However, the increased interest in incentive exercises has raised questions over whether members are being adequately protected from employers keen to offload members.

The Pensions Regulator and the Financial Conduct Authority confirmed regulatory responsibility for this area was split between the two.

TPR has responsibility for the pension scheme side, while FCA regulates the advice provided to members wanting to transfer out.

Mr Maxwell, whose firm is paid by sponsoring employers to provide the advice to members considering transferring out, told FTAdviser there was no pressure to advise in favour of a transfer. “We’re getting paid no matter what happens, whether we transfer people out or not,” he said.

Nevertheless, he said an ETV exercise could result in 60 to 70 per cent of members transferring out of the scheme. Even when take-up was low, it was still at 20 to 30 per cent, he said.

Mr Maxwell put the spike in interest in ETVs down to the introduction of pension freedoms - which make transferring out considerably more attractive because it means members can drawdown all of their cash in one go - and improved economic conditions after the 2008 financial crisis.

He said ETVs were popular with companies with spare cash and a deficit that is not overly large. “If you’ve got no money and a huge deficit, it’s not going to happen,” he said.

Ms Perrella said her corporate clients had, in recent years, been favouring pension increase exchanges over ETVs, partly because plummeting gilt yields pushed transfer values to historic highs.

However, while any scheme could, in theory, undertake an ETV, she pointed out that only schemes whose annual benefit increases are above the legal minimum could undertake PIEs.

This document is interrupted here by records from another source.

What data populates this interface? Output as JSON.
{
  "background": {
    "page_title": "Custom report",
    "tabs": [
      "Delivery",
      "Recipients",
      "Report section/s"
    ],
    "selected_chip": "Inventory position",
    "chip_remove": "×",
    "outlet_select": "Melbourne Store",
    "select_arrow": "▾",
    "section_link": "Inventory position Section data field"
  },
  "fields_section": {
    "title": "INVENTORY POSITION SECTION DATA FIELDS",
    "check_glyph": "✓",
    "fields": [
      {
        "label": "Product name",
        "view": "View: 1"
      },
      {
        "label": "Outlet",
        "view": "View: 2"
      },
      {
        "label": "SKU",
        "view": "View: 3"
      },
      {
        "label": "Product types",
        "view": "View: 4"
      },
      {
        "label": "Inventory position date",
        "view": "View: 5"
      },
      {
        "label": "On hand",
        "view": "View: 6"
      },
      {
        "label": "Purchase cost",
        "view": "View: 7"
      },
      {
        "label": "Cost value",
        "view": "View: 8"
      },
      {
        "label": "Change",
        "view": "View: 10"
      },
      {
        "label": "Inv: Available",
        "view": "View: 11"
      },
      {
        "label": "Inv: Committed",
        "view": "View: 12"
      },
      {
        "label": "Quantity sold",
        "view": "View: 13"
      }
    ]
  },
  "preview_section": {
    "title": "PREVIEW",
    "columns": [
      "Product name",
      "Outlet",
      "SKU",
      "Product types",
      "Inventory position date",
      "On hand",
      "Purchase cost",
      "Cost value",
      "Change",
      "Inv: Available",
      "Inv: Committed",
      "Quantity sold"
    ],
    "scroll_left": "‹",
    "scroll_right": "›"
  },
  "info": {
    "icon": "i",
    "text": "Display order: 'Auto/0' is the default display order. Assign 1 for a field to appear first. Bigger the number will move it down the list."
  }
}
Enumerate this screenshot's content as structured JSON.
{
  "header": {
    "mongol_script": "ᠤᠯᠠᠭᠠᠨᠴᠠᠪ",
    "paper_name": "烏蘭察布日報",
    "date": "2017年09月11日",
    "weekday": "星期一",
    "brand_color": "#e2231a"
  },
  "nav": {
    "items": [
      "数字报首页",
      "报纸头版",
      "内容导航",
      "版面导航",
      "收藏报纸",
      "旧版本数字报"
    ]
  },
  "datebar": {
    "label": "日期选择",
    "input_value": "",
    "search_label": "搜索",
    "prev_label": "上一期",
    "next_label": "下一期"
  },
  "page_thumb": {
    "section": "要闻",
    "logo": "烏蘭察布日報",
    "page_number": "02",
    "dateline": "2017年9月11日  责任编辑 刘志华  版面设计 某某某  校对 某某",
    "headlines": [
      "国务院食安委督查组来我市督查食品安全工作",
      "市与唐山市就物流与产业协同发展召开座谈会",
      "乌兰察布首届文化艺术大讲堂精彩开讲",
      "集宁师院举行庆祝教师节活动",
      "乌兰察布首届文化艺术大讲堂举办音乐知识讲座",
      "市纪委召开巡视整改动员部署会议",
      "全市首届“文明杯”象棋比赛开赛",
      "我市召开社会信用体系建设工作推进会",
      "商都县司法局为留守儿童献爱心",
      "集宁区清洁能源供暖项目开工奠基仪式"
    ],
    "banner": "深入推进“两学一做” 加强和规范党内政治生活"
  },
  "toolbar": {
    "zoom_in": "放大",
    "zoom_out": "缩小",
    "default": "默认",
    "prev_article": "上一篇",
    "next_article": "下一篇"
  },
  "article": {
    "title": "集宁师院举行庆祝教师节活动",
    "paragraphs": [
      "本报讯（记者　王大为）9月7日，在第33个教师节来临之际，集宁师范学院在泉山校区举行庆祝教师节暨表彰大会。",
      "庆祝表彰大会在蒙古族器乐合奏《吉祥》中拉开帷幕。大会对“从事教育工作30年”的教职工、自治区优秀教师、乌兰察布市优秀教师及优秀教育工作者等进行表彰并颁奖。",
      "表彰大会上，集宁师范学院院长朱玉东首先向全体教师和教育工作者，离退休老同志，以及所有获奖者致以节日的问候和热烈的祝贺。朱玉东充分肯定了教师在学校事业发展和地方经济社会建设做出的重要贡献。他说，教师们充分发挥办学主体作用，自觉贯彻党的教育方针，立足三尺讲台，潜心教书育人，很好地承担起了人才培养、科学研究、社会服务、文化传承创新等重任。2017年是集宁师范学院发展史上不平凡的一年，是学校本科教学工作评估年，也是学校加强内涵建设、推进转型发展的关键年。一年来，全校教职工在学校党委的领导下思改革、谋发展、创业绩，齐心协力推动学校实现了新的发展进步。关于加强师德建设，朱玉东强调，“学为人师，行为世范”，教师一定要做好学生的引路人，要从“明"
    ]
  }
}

Ms Perrella said that members were required to take advice on PIEs, and were always presented with details such as the “break even point”.

However, she conceded that PIEs worked in the opposite way to an annuity, in that the longer you live, the worse of a deal you get.